In May, Rep. Ron Paul characterized the sanctions as an act of war.
In order to understand what the elite have in mind for Iran, consider the sanctions imposed on Iraq. The near-total financial and trade embargo imposed by the United Nations Security Council against Iraq — at the behest of the United States — following Saddam Hussein’s invasion of Kuwait in response to that country’s slant drilling of Iraqi oil was not intended to force Iraq to withdraw from Kuwait or even, as later insisted, to punish Iraq for its supposed weapons of mass destruction program. The sanctions were designed to completely destroy Iraq as a political, social, and cultural entity. The plan was to turn Iraq into yet another obedient and impoverished New World Order client state and destroy Saddam Hussein’s flirtation with Arab nationalism — the pan-Arab nationalism of Gamal Abdel Nasser in Egypt profoundly influenced young Ba’athists like Saddam — and put to rest once and for all his dream of becoming the modern Nebuchadnezzar of the Arab world.

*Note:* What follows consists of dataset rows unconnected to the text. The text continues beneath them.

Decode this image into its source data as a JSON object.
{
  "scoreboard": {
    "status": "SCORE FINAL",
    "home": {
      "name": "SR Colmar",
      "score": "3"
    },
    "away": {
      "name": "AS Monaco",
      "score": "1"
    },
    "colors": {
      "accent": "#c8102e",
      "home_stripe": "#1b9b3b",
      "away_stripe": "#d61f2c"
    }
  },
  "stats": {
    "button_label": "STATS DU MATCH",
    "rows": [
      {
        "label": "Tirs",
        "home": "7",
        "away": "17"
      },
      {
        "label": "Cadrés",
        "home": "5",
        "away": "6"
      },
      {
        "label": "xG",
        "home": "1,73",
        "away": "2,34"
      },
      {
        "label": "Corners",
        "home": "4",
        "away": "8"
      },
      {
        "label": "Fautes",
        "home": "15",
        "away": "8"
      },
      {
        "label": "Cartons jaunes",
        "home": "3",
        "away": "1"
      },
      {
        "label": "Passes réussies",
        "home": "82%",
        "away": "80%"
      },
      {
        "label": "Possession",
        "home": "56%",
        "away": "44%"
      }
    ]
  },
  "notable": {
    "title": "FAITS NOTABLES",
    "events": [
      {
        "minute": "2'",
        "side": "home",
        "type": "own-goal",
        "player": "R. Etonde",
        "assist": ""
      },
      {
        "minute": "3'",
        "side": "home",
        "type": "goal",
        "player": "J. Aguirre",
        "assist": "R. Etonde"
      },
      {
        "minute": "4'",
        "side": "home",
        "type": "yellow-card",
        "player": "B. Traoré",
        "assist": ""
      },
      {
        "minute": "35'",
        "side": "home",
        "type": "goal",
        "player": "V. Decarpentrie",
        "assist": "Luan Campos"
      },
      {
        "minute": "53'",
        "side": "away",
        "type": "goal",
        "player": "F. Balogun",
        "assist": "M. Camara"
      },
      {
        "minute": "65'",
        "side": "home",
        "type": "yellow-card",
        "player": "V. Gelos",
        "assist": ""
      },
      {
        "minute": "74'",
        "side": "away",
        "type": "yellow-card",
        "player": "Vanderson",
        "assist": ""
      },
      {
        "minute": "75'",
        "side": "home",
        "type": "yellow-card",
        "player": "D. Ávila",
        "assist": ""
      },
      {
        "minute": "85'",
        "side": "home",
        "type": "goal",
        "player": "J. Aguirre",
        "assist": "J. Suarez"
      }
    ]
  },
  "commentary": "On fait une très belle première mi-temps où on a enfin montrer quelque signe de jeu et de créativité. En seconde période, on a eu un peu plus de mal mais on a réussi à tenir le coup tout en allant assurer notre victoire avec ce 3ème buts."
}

“Seven years of the most comprehensive sanctions in modern history have reduced Iraq and its people to utter destitution,” Rick McDowell wrote in 1997, six years before the sanctions were supposedly lifted during the second U.S. invasion of the country. “To date, more children have died in Iraq than the combined toll of two atomic bombs on Japan and the ethnic cleansing of former Yugoslavia. The UN’s Department of Humanitarian Affairs reports that Iraq’s public health services are nearing a total breakdown from a lack of basic medicines, life-saving drugs, and essential medical supplies. The lack of clean water-50 percent of all rural people have no access to potable water-and the collapse of waste water treatment facilities in most urban areas are contributing to the rapidly deteriorating state of public health.” For the full extent of the sanctions, see Eric Hoskins, MD, The Truth Behind Economic Sanctions: A Report on the Embargo of Food and Medicines to Iraq.
Iraq Genocide by UN Sanctions.

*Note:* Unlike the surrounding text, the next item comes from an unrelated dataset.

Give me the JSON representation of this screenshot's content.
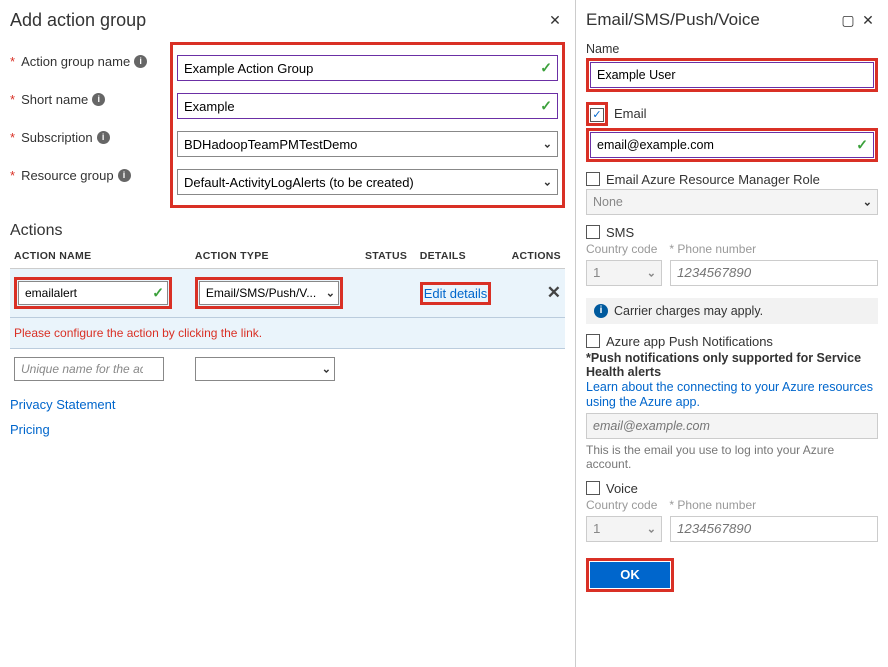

Hoskins’ research reveals nothing less than a full frontal assault on Iraq — radically increased morbidity and mortality, rampant infectious disease and epidemics, widespread malnutrition, a population-wide reduction in general health status, a significant reduction in available medicines, curtailed food imports and agricultural production, and deterioration in water quantity and quality (as Thomas J. Nagy of George Washington University documented in 2001, the Pentagon intentionally used sanctions to degrade Iraq’s water supply).
As Joy Gordon wrote in 1999 (Sanctions as Siege Warfare), “sanctions appeared to be a nearly ideal device for international governance.” More specifically, sanctions serve as an ideal device to destroy a targeted country — in the case of Iraq, following a devastating military campaign — and open it up to globalist domination.
This pattern is now repeating itself in the concerted effort by the United States and the United Nations against Iran, albeit without a military campaign to increase the severity of sanctions. It appears, however, that the U.S. and Israel are setting the stage for just such a military campaign. Iran’s fledgling nuclear program will serve as the excuse for an attack in much the same way Saddam Hussein’s non-existent WMDs served as an excuse to re-invade and further decimate Iraq in early 2003.
Iran, like Iraq before it, is much too proud and independent for the global elite. They are determined to reduce the last few remaining bastions outside their bankster economic control to smoldering ruins. In order to do this they must contrive a plausible excuse and hype a threat that does not exist.